Democratic Republic of the Congo
Expected Council Action
The Secretary-General’s report on the future of the UN Mission in the DRC (MONUC) is expected in January. Some discussion is possible, but decisions are more probable in February since MONUC’s mandate expires on 15 February.
However, at press time, Council members seemed ready to agree on re-hatting to MONUC the troops borrowed from the UN Operation in Burundi (ONUB), which expires on 31 December.
The Group of Experts’ midterm sanctions report, expected for January, will include recommendations adjusting the sanctions to better curb the illegal use of natural resources to finance militias in the east. Action by the sanctions committee does not seem likely in January.
Key Recent Developments
On 26 November, the DRC’s Supreme Court confirmed President Joseph Kabila’s victory in the presidential elections. Rival candidate Jean-Pierre Bemba is reported to be interested in leading the opposition and running for the Congolese senate in elections at provincial assemblies in late December.
The Secretariat has started consultations with the new government and key stakeholders on the future of MONUC.
The mandate of the EU force in the DRC (EUFOR RD Congo) expired on 30 November. Withdrawal should be completed by January.
In late November, fighting broke out in the eastern province of North Kivu, pitting government forces against militias loyal to dissident General Laurent Nkunda, displacing 150,000. After MONUC troops intervened, the militias seemed to retreat. Observers note that the government has been trying to persuade Nkunda to integrate into the new army. At press time, it seems that a cessation of hostilities deal was reached on 20 December.

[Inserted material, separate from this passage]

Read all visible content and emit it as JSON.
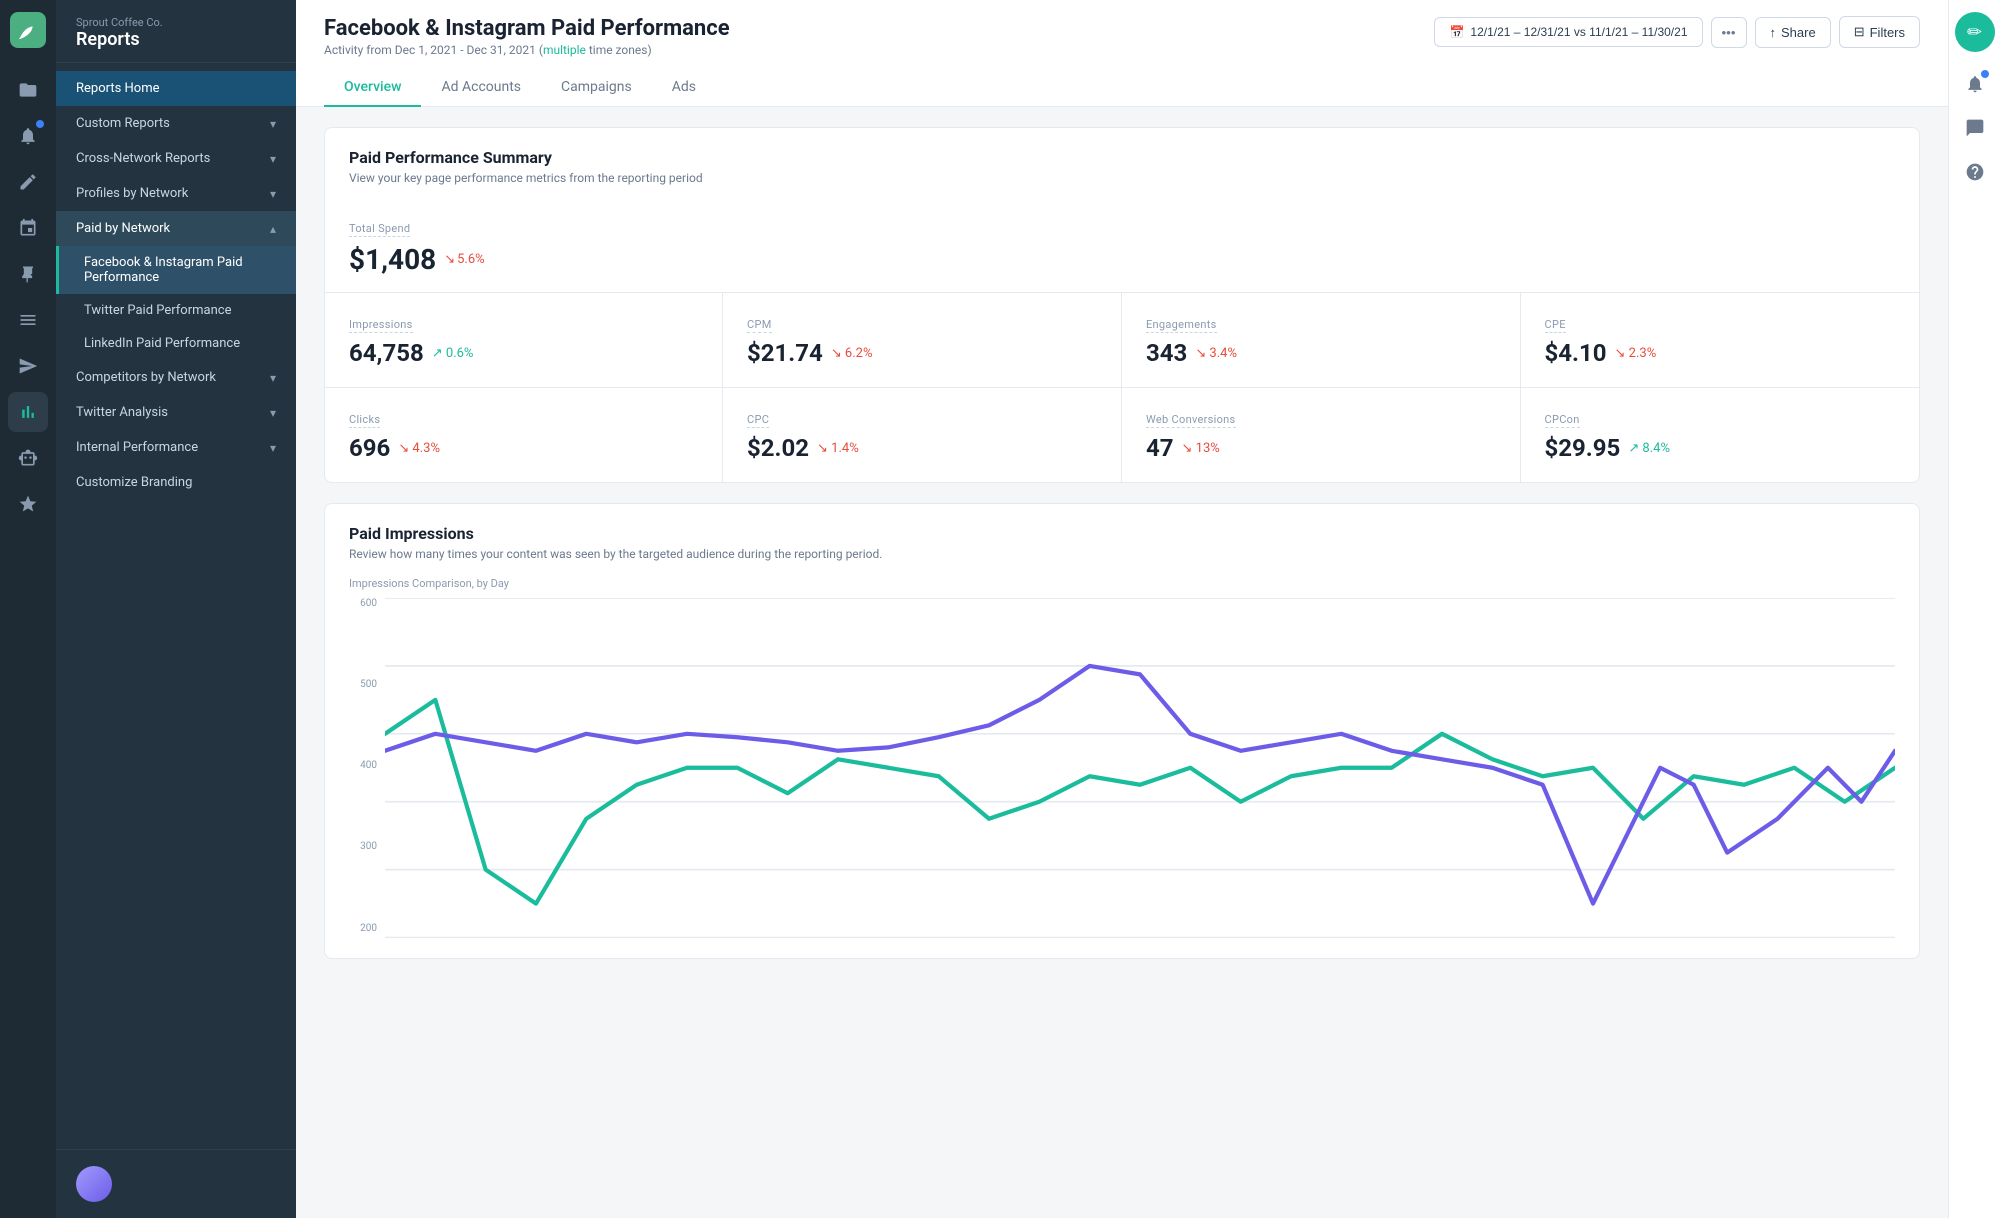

Accountability concerns have arisen over the appointment of reported serious human rights violators -including Kyungu Mutanga (alias Gédéon), Peter Karim and Matthieu Ngudjolo (listed in the DRC sanctions list)-for positions in the Congolese armed forces. Violators could receive amnesties as part of the cessation of hostilities and integration of Ituri militia in the army, following agreement in early December to disarm and demobilise about 5,000 militiamen.
The second Great Lakes summit took place on 14-15 December in Nairobi. The DRC, Burundi, Rwanda, Uganda and Tanzania signed a security, stability and development pact, with reports of agreement on a security action plan to disarm militias and to “refrain from, prevent and punish” serious crimes. A secretariat, expected to be based in Burundi under Ambassador Liberata Mulamula of Tanzania, will be responsible for follow-up on implementation. In a statement after an open debate on 20 December, the Council commended the countries in the region for the conclusion of the summit and extended the mandate of the Office of the Special Representative of the Secretary-General (SRSG) for the Great Lakes for a final period until 31 March 2007, “with a view to ensuring regional ownership of the follow-up mechanism and completing successfully the transition to the Conference Secretariat.”
Deciding when to withdraw MONUC. This could involve consolidation over two to three years-following the model of the UN Mission in Liberia (UNMIL)-then substantial phasing down in parallel with progress on security and subject to peacebuilding benchmarks.
Deciding future activities, perhaps with emphasis on disarmament, demobilisation, repatriation, reinstallation and reinsertion (the revised UN DDR standards issued in December 2006 are timely in this regard), security sector reform (SSR), extending state authority and good governance. It seems unlikely that MONUC will be involved in forceful disarmament. SSR activities seem likely to concentrate on police training.
Furthering work on sanctions, including consultations with the new government about possible targeted lists under resolutions 1649 and 1698 and measures on natural resources. (The 18 July report of the Group of Experts recommended that the Council declare illegal exploitation of natural resources a sanctionable act.) This may require consultations with the new government, but its position is unclear.
The key issue will be MONUC’s post-election role in maintaining security and helping consolidate state institutions in the DRC.
Cost and management pressures on the UN’s limited peacekeeping resources and pressure from other crises are likely to be increasingly important issues in future discussions.
Council and Wider Dynamics
Positions on MONUC’s future are unlikely to emerge until both the recommendations of the Secretary-General and the new government’s position become clear. There is concern about the Burundi precedent, where the new government’s decision to go it alone within one year is already leading to heightened concern about human rights, governance and long-term stability.
Most Council members expect the UK, the US and France to propose names for additional lists for targeted sanctions lists. When, or if any proposals will emerge remains unclear. There is enthusiasm for measures on natural resources as a necessary step towards bringing stability to the DRC, but it is unclear whether members would want to focus on that at this point. Most members are likely to be guided by the DRC government’s position on this matter.
|Selected Security Council Resolutions|
|Selected Presidential Statement|
|Selected Secretary-General’s Reports|
|Special Representative of the Secretary-General and Head of Mission|
|William Lacy Swing (US)|
|MONUC Force Commander|
|Lieutenant General Babacar Gaye (Senegal)|
|Size, Composition and Cost of Mission|
|30 November 1999 to present, mandate expires on 15 February 2007|